→ **Data records**
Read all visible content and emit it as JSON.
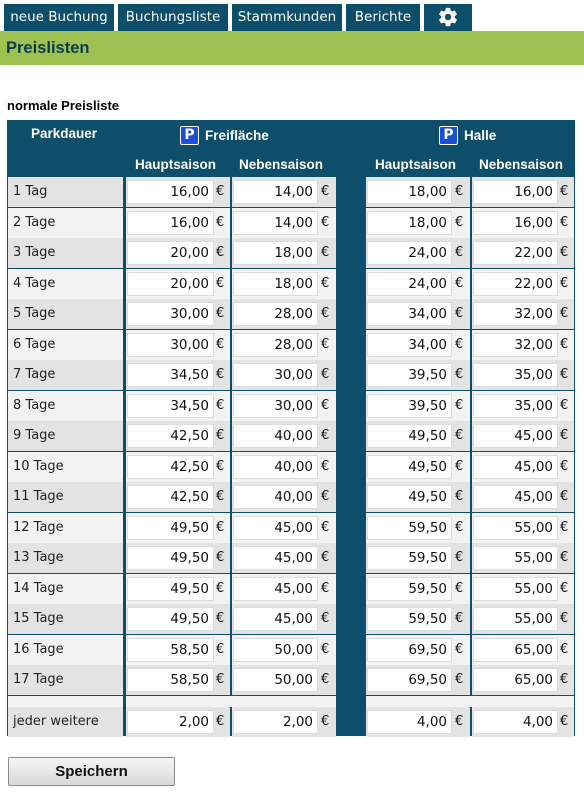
{
  "nav": {
    "tabs": [
      {
        "label": "neue Buchung"
      },
      {
        "label": "Buchungsliste"
      },
      {
        "label": "Stammkunden"
      },
      {
        "label": "Berichte"
      }
    ],
    "settings_icon": "gear-icon"
  },
  "page_title": "Preislisten",
  "section_title": "normale Preisliste",
  "table": {
    "col_label": "Parkdauer",
    "zone_badge": "P",
    "zones": [
      "Freifläche",
      "Halle"
    ],
    "seasons": [
      "Hauptsaison",
      "Nebensaison",
      "Hauptsaison",
      "Nebensaison"
    ],
    "currency": "€",
    "rows": [
      {
        "label": "1 Tag",
        "values": [
          "16,00",
          "14,00",
          "18,00",
          "16,00"
        ]
      },
      {
        "label": "2 Tage",
        "values": [
          "16,00",
          "14,00",
          "18,00",
          "16,00"
        ]
      },
      {
        "label": "3 Tage",
        "values": [
          "20,00",
          "18,00",
          "24,00",
          "22,00"
        ]
      },
      {
        "label": "4 Tage",
        "values": [
          "20,00",
          "18,00",
          "24,00",
          "22,00"
        ]
      },
      {
        "label": "5 Tage",
        "values": [
          "30,00",
          "28,00",
          "34,00",
          "32,00"
        ]
      },
      {
        "label": "6 Tage",
        "values": [
          "30,00",
          "28,00",
          "34,00",
          "32,00"
        ]
      },
      {
        "label": "7 Tage",
        "values": [
          "34,50",
          "30,00",
          "39,50",
          "35,00"
        ]
      },
      {
        "label": "8 Tage",
        "values": [
          "34,50",
          "30,00",
          "39,50",
          "35,00"
        ]
      },
      {
        "label": "9 Tage",
        "values": [
          "42,50",
          "40,00",
          "49,50",
          "45,00"
        ]
      },
      {
        "label": "10 Tage",
        "values": [
          "42,50",
          "40,00",
          "49,50",
          "45,00"
        ]
      },
      {
        "label": "11 Tage",
        "values": [
          "42,50",
          "40,00",
          "49,50",
          "45,00"
        ]
      },
      {
        "label": "12 Tage",
        "values": [
          "49,50",
          "45,00",
          "59,50",
          "55,00"
        ]
      },
      {
        "label": "13 Tage",
        "values": [
          "49,50",
          "45,00",
          "59,50",
          "55,00"
        ]
      },
      {
        "label": "14 Tage",
        "values": [
          "49,50",
          "45,00",
          "59,50",
          "55,00"
        ]
      },
      {
        "label": "15 Tage",
        "values": [
          "49,50",
          "45,00",
          "59,50",
          "55,00"
        ]
      },
      {
        "label": "16 Tage",
        "values": [
          "58,50",
          "50,00",
          "69,50",
          "65,00"
        ]
      },
      {
        "label": "17 Tage",
        "values": [
          "58,50",
          "50,00",
          "69,50",
          "65,00"
        ]
      }
    ],
    "extra_row": {
      "label": "jeder weitere",
      "values": [
        "2,00",
        "2,00",
        "4,00",
        "4,00"
      ]
    }
  },
  "save_label": "Speichern",
  "colors": {
    "nav": "#0d4f6b",
    "titlebar": "#9dc251",
    "badge": "#1b4fd6"
  }
}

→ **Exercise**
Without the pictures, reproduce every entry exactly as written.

→ **Answer to this problem**
Read all visible content and emit it as JSON.
{
  "nav": {
    "tabs": [
      {
        "label": "neue Buchung"
      },
      {
        "label": "Buchungsliste"
      },
      {
        "label": "Stammkunden"
      },
      {
        "label": "Berichte"
      }
    ],
    "settings_icon": "gear-icon"
  },
  "page_title": "Preislisten",
  "section_title": "normale Preisliste",
  "table": {
    "col_label": "Parkdauer",
    "zone_badge": "P",
    "zones": [
      "Freifläche",
      "Halle"
    ],
    "seasons": [
      "Hauptsaison",
      "Nebensaison",
      "Hauptsaison",
      "Nebensaison"
    ],
    "currency": "€",
    "rows": [
      {
        "label": "1 Tag",
        "values": [
          "16,00",
          "14,00",
          "18,00",
          "16,00"
        ]
      },
      {
        "label": "2 Tage",
        "values": [
          "16,00",
          "14,00",
          "18,00",
          "16,00"
        ]
      },
      {
        "label": "3 Tage",
        "values": [
          "20,00",
          "18,00",
          "24,00",
          "22,00"
        ]
      },
      {
        "label": "4 Tage",
        "values": [
          "20,00",
          "18,00",
          "24,00",
          "22,00"
        ]
      },
      {
        "label": "5 Tage",
        "values": [
          "30,00",
          "28,00",
          "34,00",
          "32,00"
        ]
      },
      {
        "label": "6 Tage",
        "values": [
          "30,00",
          "28,00",
          "34,00",
          "32,00"
        ]
      },
      {
        "label": "7 Tage",
        "values": [
          "34,50",
          "30,00",
          "39,50",
          "35,00"
        ]
      },
      {
        "label": "8 Tage",
        "values": [
          "34,50",
          "30,00",
          "39,50",
          "35,00"
        ]
      },
      {
        "label": "9 Tage",
        "values": [
          "42,50",
          "40,00",
          "49,50",
          "45,00"
        ]
      },
      {
        "label": "10 Tage",
        "values": [
          "42,50",
          "40,00",
          "49,50",
          "45,00"
        ]
      },
      {
        "label": "11 Tage",
        "values": [
          "42,50",
          "40,00",
          "49,50",
          "45,00"
        ]
      },
      {
        "label": "12 Tage",
        "values": [
          "49,50",
          "45,00",
          "59,50",
          "55,00"
        ]
      },
      {
        "label": "13 Tage",
        "values": [
          "49,50",
          "45,00",
          "59,50",
          "55,00"
        ]
      },
      {
        "label": "14 Tage",
        "values": [
          "49,50",
          "45,00",
          "59,50",
          "55,00"
        ]
      },
      {
        "label": "15 Tage",
        "values": [
          "49,50",
          "45,00",
          "59,50",
          "55,00"
        ]
      },
      {
        "label": "16 Tage",
        "values": [
          "58,50",
          "50,00",
          "69,50",
          "65,00"
        ]
      },
      {
        "label": "17 Tage",
        "values": [
          "58,50",
          "50,00",
          "69,50",
          "65,00"
        ]
      }
    ],
    "extra_row": {
      "label": "jeder weitere",
      "values": [
        "2,00",
        "2,00",
        "4,00",
        "4,00"
      ]
    }
  },
  "save_label": "Speichern",
  "colors": {
    "nav": "#0d4f6b",
    "titlebar": "#9dc251",
    "badge": "#1b4fd6"
  }
}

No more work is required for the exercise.